Massive waves of Funk and infectious grooves and slathered with scrumptious slide guitar
The Stranger is the fifth studio album by American singer-songwriter Billy Joel, released on September 29, 1977, by Columbia Records. While his four previous albums had been moderately successful, The Stranger became Joel's true critical and commercial breakthrough, spending six weeks at #2 on the U.S. album charts. Considered his magnum opus, it remains his best-selling non-compilation album to date, and was ranked number 70 on Rolling Stone's list of the 500 greatest albums of all time.
This release sees Murray Perahia returning to Brahms after a significant series of excellent Bach recordings for Sony Classical.

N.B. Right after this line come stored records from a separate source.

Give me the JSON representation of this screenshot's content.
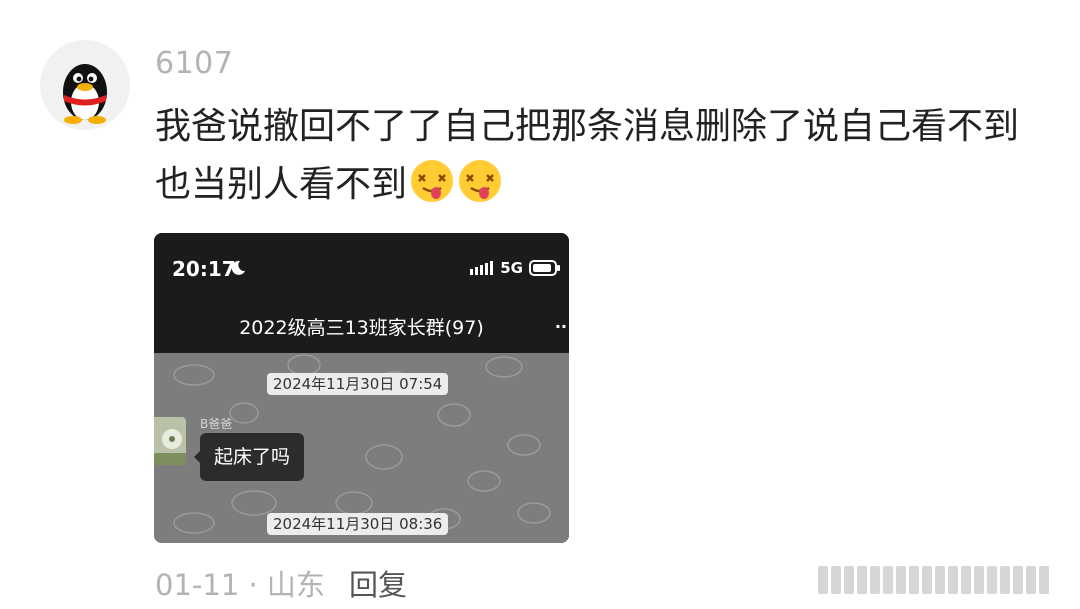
{
  "comment": {
    "username": "6107",
    "text": "我爸说撤回不了了自己把那条消息删除了说自己看不到也当别人看不到",
    "emojis": [
      "drooling-face-emoji",
      "drooling-face-emoji"
    ],
    "location_meta": "01-11 · 山东",
    "reply_label": "回复"
  },
  "screenshot": {
    "status_time": "20:17",
    "network": "5G",
    "group_title": "2022级高三13班家长群(97)",
    "dates": [
      "2024年11月30日 07:54",
      "2024年11月30日 08:36"
    ],
    "message": {
      "sender": "B爸爸",
      "text": "起床了吗"
    }
  },
  "colors": {
    "username": "#b3b3b3",
    "comment_text": "#222222",
    "screenshot_header": "#1b1b1b",
    "chat_background": "#7d7d7d",
    "bubble": "#2c2c2c"
  }
}
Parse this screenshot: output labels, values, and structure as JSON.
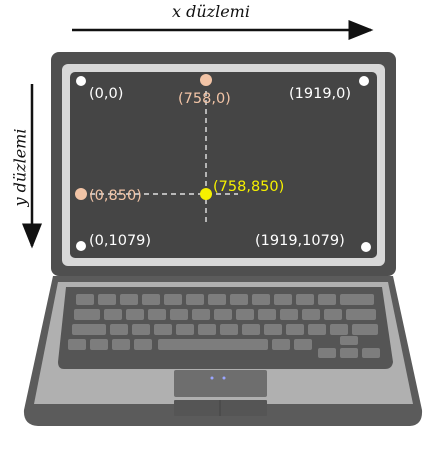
{
  "axes": {
    "x_title": "x düzlemi",
    "y_title": "y düzlemi"
  },
  "screen": {
    "corners": {
      "top_left": "(0,0)",
      "top_right": "(1919,0)",
      "bottom_left": "(0,1079)",
      "bottom_right": "(1919,1079)"
    },
    "projections": {
      "x_axis": "(758,0)",
      "y_axis": "(0,850)"
    },
    "highlight_point": "(758,850)"
  },
  "colors": {
    "corner_text": "#ffffff",
    "corner_dot": "#ffffff",
    "projection_text": "#f2c4a6",
    "projection_dot": "#f2c4a6",
    "highlight": "#f5f000",
    "screen_bg": "#454545",
    "bezel": "#5a5a5a",
    "laptop_body": "#a9a9a9"
  }
}
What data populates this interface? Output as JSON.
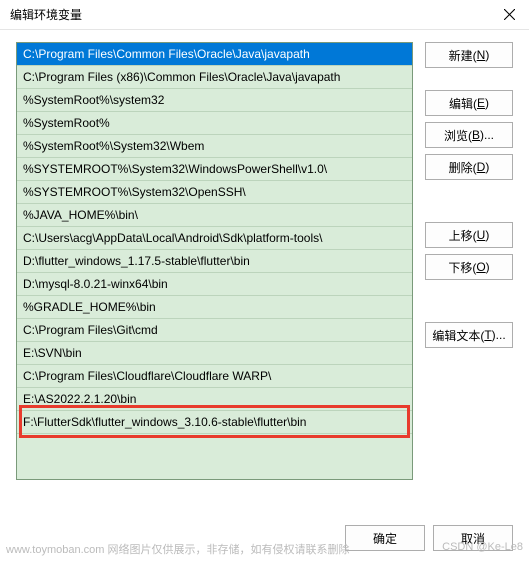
{
  "window": {
    "title": "编辑环境变量"
  },
  "path_entries": [
    "C:\\Program Files\\Common Files\\Oracle\\Java\\javapath",
    "C:\\Program Files (x86)\\Common Files\\Oracle\\Java\\javapath",
    "%SystemRoot%\\system32",
    "%SystemRoot%",
    "%SystemRoot%\\System32\\Wbem",
    "%SYSTEMROOT%\\System32\\WindowsPowerShell\\v1.0\\",
    "%SYSTEMROOT%\\System32\\OpenSSH\\",
    "%JAVA_HOME%\\bin\\",
    "C:\\Users\\acg\\AppData\\Local\\Android\\Sdk\\platform-tools\\",
    "D:\\flutter_windows_1.17.5-stable\\flutter\\bin",
    "D:\\mysql-8.0.21-winx64\\bin",
    "%GRADLE_HOME%\\bin",
    "C:\\Program Files\\Git\\cmd",
    "E:\\SVN\\bin",
    "C:\\Program Files\\Cloudflare\\Cloudflare WARP\\",
    "E:\\AS2022.2.1.20\\bin",
    "F:\\FlutterSdk\\flutter_windows_3.10.6-stable\\flutter\\bin"
  ],
  "selected_index": 0,
  "highlight_index": 16,
  "buttons": {
    "new_": {
      "text": "新建(",
      "mnemonic": "N",
      "suffix": ")"
    },
    "edit": {
      "text": "编辑(",
      "mnemonic": "E",
      "suffix": ")"
    },
    "browse": {
      "text": "浏览(",
      "mnemonic": "B",
      "suffix": ")..."
    },
    "delete_": {
      "text": "删除(",
      "mnemonic": "D",
      "suffix": ")"
    },
    "move_up": {
      "text": "上移(",
      "mnemonic": "U",
      "suffix": ")"
    },
    "move_down": {
      "text": "下移(",
      "mnemonic": "O",
      "suffix": ")"
    },
    "edit_text": {
      "text": "编辑文本(",
      "mnemonic": "T",
      "suffix": ")..."
    },
    "ok": "确定",
    "cancel": "取消"
  },
  "watermark": {
    "left": "www.toymoban.com  网络图片仅供展示，非存储，如有侵权请联系删除",
    "right": "CSDN @Ke-Le8"
  }
}
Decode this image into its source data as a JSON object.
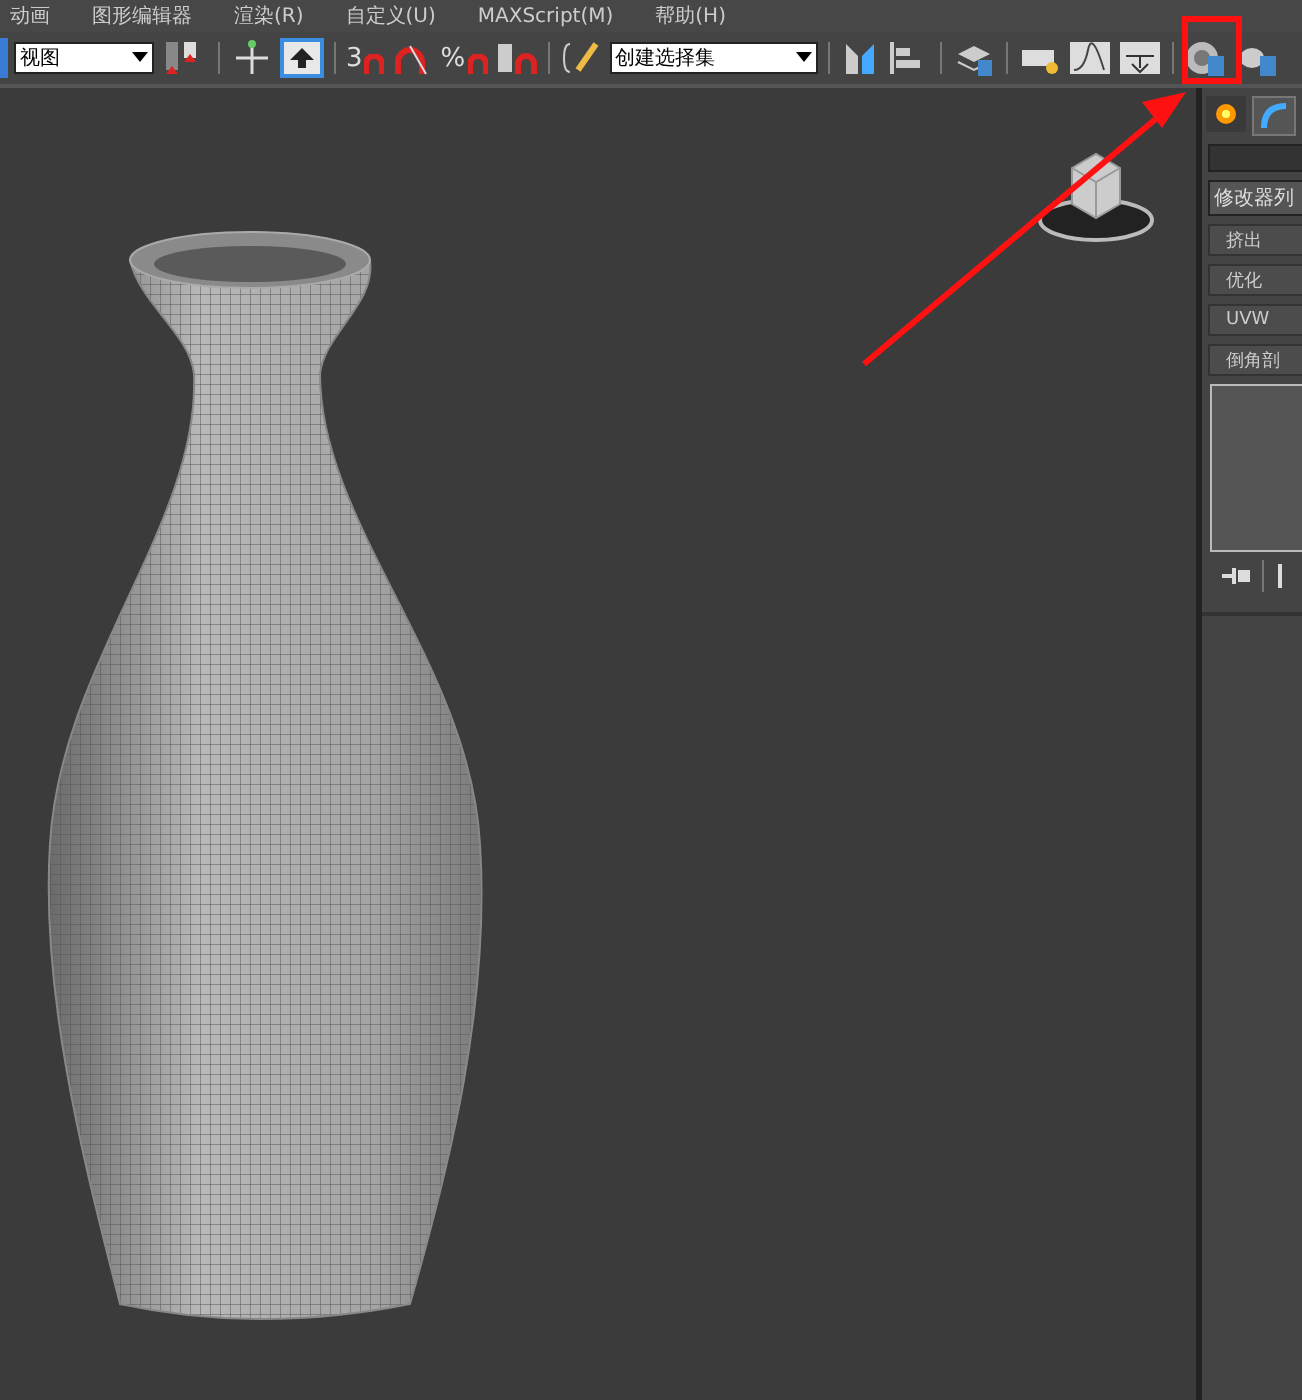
{
  "menu": [
    "动画",
    "图形编辑器",
    "渲染(R)",
    "自定义(U)",
    "MAXScript(M)",
    "帮助(H)"
  ],
  "toolbar": {
    "view_dropdown": "视图",
    "move_tool_active": true,
    "snap_labels": [
      "3",
      "%"
    ],
    "selection_set": "创建选择集"
  },
  "command_panel": {
    "tabs": [
      {
        "selected": false
      },
      {
        "selected": true
      }
    ],
    "modifier_list": "修改器列",
    "buttons": [
      "挤出",
      "优化",
      "UVW",
      "倒角剖"
    ]
  }
}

His 1991 Sony recording of the Sonata No.3 has an assortment of Intermezzos and Rhapsodies as a filler, but this new disc sees Perahia taking the later opus numbers head-on, working up to them chronologically via the Handel Variations and Rhapsodies Op.79 which, as Katrin Eich says in her booklet notes, each represent an ‘end point’ at certain stages in Brahms’ compositional output.
The longest track on “Perfection,” the debut album by a jazz trio with David Murray on tenor saxophone and bass clarinet, Geri Allen on piano and Terri Lyne Carrington on drums, clocks in at just over eight minutes, covering so much ground that it feels almost like an epic. Composed by Mr. Murray, it’s a swinging tune with a pensive yet intrepid melody, and a midsection of bristling abstraction. The title is playfully apt: “The David, Geri & Terri Show.” Dynamic combustion is the core characteristic of this all-star trio, which first convened at the 2015 NYC Winter Jazzfest. Mr. Murray, 61, is an improviser of great, garrulous bluster, while Ms. Allen and Ms. Carrington, both in their 50s, have forged prominent careers more in line with the postbop mainstream.